A question my boss asked

How many more civil servants do we have now than when we were running two thirds of the world's population?
Answers on a postcard—or, if you prefer, in the form of comments to this post. Follow-up question: why do we need them?

Yet another Christian music plug

I've just added a link to Sounds of Salvation's website after their show on Saturday. The call themselves "the UK's biggest Christian ska band". I know the bassist. Check 'em out.

Related posts:
Another Christian music plug
Jesus loves hip-hop

Friday, 1 August 2008

Henry Orombi does it again

The Church cannot heal this crisis of betrayal (The Times)

In this article, Henry Orombi, the Archbishop of Uganda, explains why he and his bishops are not attending the Lambeth Conference this year. The areas of serious public disagreement within the Anglican communion are well known, but nevertheless I had expected more bishops like Orombi to go to the conference precisely in order to make themselves heard in this dispute. That said, Orombi had previously explained that he and the other Ugandan bishops would "definitely not attend any Lambeth Conference to which the violators of the Lambeth Resolution [1.10] are also invited as participants or observers", and in this article the Archbishop makes clear that he feels the best way to make his voice heard is precisely not to be there, as many bishops have, frankly, been treating him dishonestly,
[I]t is now hard to believe that the leadership in the American Church means what it says. They say that they are not authorising blessings of same-sex unions, yet we read newspaper reports of them. Two American bishops have even presided at such services of blessings. Bishops have written diocesan policies on the blessings of same-sex unions. It is simply untrue to say they have not been authorised.

That such blessings continue and seem to be increasing hardly demonstrates “regret”, let alone repentance, on the part of the American Church.
and the Archbishop of Canterbury is not the man to sort this mess out,
The peculiar thing is that this one man, who is at the centre of the communion's structures, is not even elected by his peers. Even the Pope is elected by his peers, but what Anglicans have is a man appointed by a secular government. Over the past five years, we have come to see this as a remnant of British colonialism, and it is not serving us well. The spiritual leadership of a global communion of independent and autonomous provinces should not be reduced to one man appointed by a secular government.
Sobering words indeed. Personally, I've been umm-ing and ahh-ing over whether or not to sign the GAFCON petition, but this might be enough to convince me in the long run. I'll wait until the end of the Lambeth Conference, though.

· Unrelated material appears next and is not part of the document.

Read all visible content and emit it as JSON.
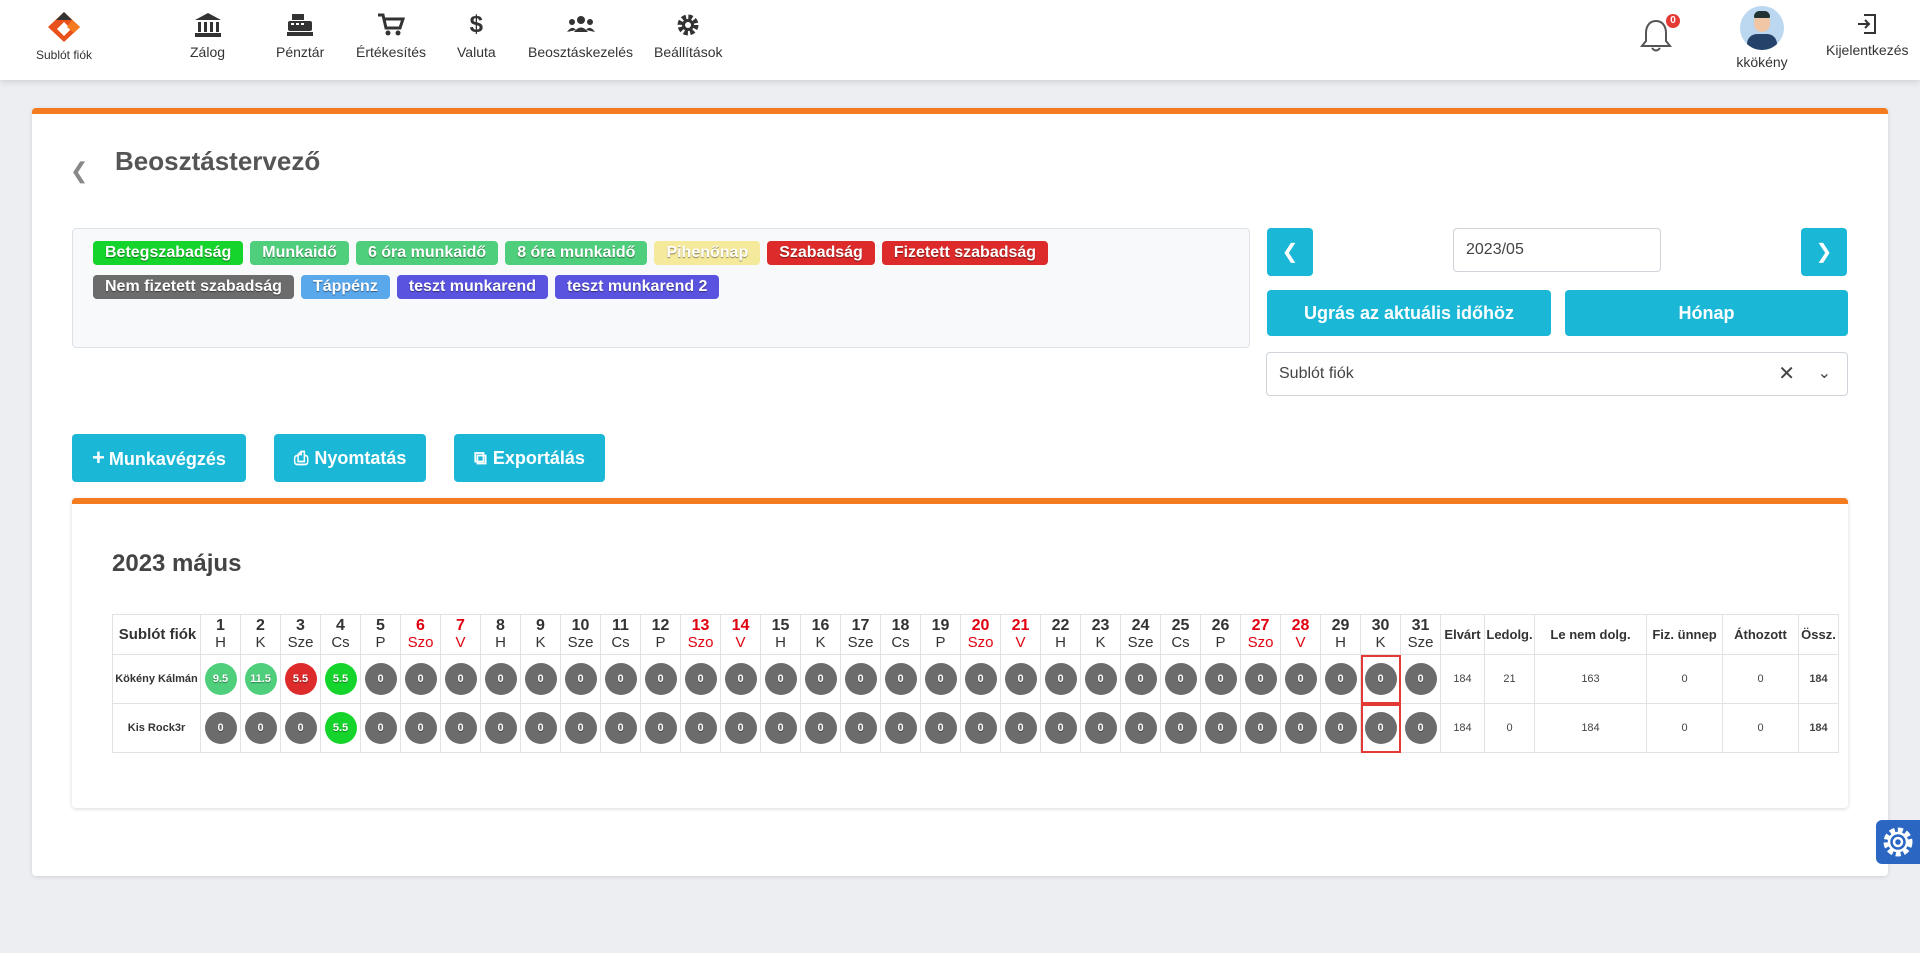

(Possible updates to follow as I think about this some more)

Related posts:
Henry Orombi on Anglicanism
Book review: God, Gays and the Church by Lisa Nolland et. al